→ Assigned task: Write the data below out again, exactly as each line reads.

→ Records provided:
#####
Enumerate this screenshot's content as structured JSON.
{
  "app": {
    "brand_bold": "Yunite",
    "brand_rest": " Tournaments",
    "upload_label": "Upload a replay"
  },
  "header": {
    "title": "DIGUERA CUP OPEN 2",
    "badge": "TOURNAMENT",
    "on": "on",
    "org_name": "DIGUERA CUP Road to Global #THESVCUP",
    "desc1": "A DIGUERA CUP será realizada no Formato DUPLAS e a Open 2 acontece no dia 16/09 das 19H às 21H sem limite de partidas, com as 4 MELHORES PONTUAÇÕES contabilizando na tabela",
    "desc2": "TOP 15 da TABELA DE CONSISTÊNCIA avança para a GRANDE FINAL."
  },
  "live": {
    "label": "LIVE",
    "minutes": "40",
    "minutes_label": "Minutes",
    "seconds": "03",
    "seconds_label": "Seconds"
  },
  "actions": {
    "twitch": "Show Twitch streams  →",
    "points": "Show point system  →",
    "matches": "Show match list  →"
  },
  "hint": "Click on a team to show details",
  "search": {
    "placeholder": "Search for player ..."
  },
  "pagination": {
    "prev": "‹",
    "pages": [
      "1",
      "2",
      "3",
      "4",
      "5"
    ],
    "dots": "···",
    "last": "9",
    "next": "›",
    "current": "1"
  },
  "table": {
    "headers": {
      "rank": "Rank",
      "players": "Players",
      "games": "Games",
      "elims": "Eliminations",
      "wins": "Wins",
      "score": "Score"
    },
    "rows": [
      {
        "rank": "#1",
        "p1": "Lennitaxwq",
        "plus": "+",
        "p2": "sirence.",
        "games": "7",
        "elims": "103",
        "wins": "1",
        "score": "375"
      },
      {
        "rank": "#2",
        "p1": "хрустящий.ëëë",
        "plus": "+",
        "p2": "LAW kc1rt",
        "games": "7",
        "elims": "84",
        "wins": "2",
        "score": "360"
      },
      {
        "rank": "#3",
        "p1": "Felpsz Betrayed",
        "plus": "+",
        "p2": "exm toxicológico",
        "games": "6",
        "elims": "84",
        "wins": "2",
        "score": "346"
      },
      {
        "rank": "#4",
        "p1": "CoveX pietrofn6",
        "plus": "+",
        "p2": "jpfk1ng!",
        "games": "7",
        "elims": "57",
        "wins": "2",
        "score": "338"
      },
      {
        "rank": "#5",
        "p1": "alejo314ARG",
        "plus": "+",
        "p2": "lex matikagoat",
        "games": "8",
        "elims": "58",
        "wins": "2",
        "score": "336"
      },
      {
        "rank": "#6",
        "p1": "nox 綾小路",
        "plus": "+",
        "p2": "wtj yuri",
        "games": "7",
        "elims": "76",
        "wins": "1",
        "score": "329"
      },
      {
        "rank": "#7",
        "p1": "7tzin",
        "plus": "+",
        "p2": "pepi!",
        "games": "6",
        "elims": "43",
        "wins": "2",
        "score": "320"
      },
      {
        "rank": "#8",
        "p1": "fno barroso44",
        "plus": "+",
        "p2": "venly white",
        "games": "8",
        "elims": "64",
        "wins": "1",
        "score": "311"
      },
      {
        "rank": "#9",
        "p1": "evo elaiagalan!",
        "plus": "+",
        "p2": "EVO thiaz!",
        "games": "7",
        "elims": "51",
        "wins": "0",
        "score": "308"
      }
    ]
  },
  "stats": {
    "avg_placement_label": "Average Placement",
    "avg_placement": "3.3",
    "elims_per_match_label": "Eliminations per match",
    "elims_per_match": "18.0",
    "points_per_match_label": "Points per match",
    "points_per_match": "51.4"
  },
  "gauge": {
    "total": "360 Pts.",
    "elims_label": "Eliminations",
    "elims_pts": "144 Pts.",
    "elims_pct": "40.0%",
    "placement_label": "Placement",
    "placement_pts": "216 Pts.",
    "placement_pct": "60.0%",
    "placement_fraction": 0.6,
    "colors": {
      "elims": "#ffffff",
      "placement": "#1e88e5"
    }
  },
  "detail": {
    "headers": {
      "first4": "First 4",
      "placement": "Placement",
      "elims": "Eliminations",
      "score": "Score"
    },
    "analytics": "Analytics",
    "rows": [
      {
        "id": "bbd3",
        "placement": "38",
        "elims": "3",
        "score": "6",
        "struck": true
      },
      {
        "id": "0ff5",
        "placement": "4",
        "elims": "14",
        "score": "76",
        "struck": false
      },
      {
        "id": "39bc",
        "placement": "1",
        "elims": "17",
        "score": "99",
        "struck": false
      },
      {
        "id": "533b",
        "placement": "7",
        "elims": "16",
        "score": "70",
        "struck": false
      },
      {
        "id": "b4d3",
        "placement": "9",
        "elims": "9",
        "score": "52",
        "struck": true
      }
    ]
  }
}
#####
→ Response:
Enumerate this screenshot's content as structured JSON.
{
  "app": {
    "brand_bold": "Yunite",
    "brand_rest": " Tournaments",
    "upload_label": "Upload a replay"
  },
  "header": {
    "title": "DIGUERA CUP OPEN 2",
    "badge": "TOURNAMENT",
    "on": "on",
    "org_name": "DIGUERA CUP Road to Global #THESVCUP",
    "desc1": "A DIGUERA CUP será realizada no Formato DUPLAS e a Open 2 acontece no dia 16/09 das 19H às 21H sem limite de partidas, com as 4 MELHORES PONTUAÇÕES contabilizando na tabela",
    "desc2": "TOP 15 da TABELA DE CONSISTÊNCIA avança para a GRANDE FINAL."
  },
  "live": {
    "label": "LIVE",
    "minutes": "40",
    "minutes_label": "Minutes",
    "seconds": "03",
    "seconds_label": "Seconds"
  },
  "actions": {
    "twitch": "Show Twitch streams  →",
    "points": "Show point system  →",
    "matches": "Show match list  →"
  },
  "hint": "Click on a team to show details",
  "search": {
    "placeholder": "Search for player ..."
  },
  "pagination": {
    "prev": "‹",
    "pages": [
      "1",
      "2",
      "3",
      "4",
      "5"
    ],
    "dots": "···",
    "last": "9",
    "next": "›",
    "current": "1"
  },
  "table": {
    "headers": {
      "rank": "Rank",
      "players": "Players",
      "games": "Games",
      "elims": "Eliminations",
      "wins": "Wins",
      "score": "Score"
    },
    "rows": [
      {
        "rank": "#1",
        "p1": "Lennitaxwq",
        "plus": "+",
        "p2": "sirence.",
        "games": "7",
        "elims": "103",
        "wins": "1",
        "score": "375"
      },
      {
        "rank": "#2",
        "p1": "хрустящий.ëëë",
        "plus": "+",
        "p2": "LAW kc1rt",
        "games": "7",
        "elims": "84",
        "wins": "2",
        "score": "360"
      },
      {
        "rank": "#3",
        "p1": "Felpsz Betrayed",
        "plus": "+",
        "p2": "exm toxicológico",
        "games": "6",
        "elims": "84",
        "wins": "2",
        "score": "346"
      },
      {
        "rank": "#4",
        "p1": "CoveX pietrofn6",
        "plus": "+",
        "p2": "jpfk1ng!",
        "games": "7",
        "elims": "57",
        "wins": "2",
        "score": "338"
      },
      {
        "rank": "#5",
        "p1": "alejo314ARG",
        "plus": "+",
        "p2": "lex matikagoat",
        "games": "8",
        "elims": "58",
        "wins": "2",
        "score": "336"
      },
      {
        "rank": "#6",
        "p1": "nox 綾小路",
        "plus": "+",
        "p2": "wtj yuri",
        "games": "7",
        "elims": "76",
        "wins": "1",
        "score": "329"
      },
      {
        "rank": "#7",
        "p1": "7tzin",
        "plus": "+",
        "p2": "pepi!",
        "games": "6",
        "elims": "43",
        "wins": "2",
        "score": "320"
      },
      {
        "rank": "#8",
        "p1": "fno barroso44",
        "plus": "+",
        "p2": "venly white",
        "games": "8",
        "elims": "64",
        "wins": "1",
        "score": "311"
      },
      {
        "rank": "#9",
        "p1": "evo elaiagalan!",
        "plus": "+",
        "p2": "EVO thiaz!",
        "games": "7",
        "elims": "51",
        "wins": "0",
        "score": "308"
      }
    ]
  },
  "stats": {
    "avg_placement_label": "Average Placement",
    "avg_placement": "3.3",
    "elims_per_match_label": "Eliminations per match",
    "elims_per_match": "18.0",
    "points_per_match_label": "Points per match",
    "points_per_match": "51.4"
  },
  "gauge": {
    "total": "360 Pts.",
    "elims_label": "Eliminations",
    "elims_pts": "144 Pts.",
    "elims_pct": "40.0%",
    "placement_label": "Placement",
    "placement_pts": "216 Pts.",
    "placement_pct": "60.0%",
    "placement_fraction": 0.6,
    "colors": {
      "elims": "#ffffff",
      "placement": "#1e88e5"
    }
  },
  "detail": {
    "headers": {
      "first4": "First 4",
      "placement": "Placement",
      "elims": "Eliminations",
      "score": "Score"
    },
    "analytics": "Analytics",
    "rows": [
      {
        "id": "bbd3",
        "placement": "38",
        "elims": "3",
        "score": "6",
        "struck": true
      },
      {
        "id": "0ff5",
        "placement": "4",
        "elims": "14",
        "score": "76",
        "struck": false
      },
      {
        "id": "39bc",
        "placement": "1",
        "elims": "17",
        "score": "99",
        "struck": false
      },
      {
        "id": "533b",
        "placement": "7",
        "elims": "16",
        "score": "70",
        "struck": false
      },
      {
        "id": "b4d3",
        "placement": "9",
        "elims": "9",
        "score": "52",
        "struck": true
      }
    ]
  }
}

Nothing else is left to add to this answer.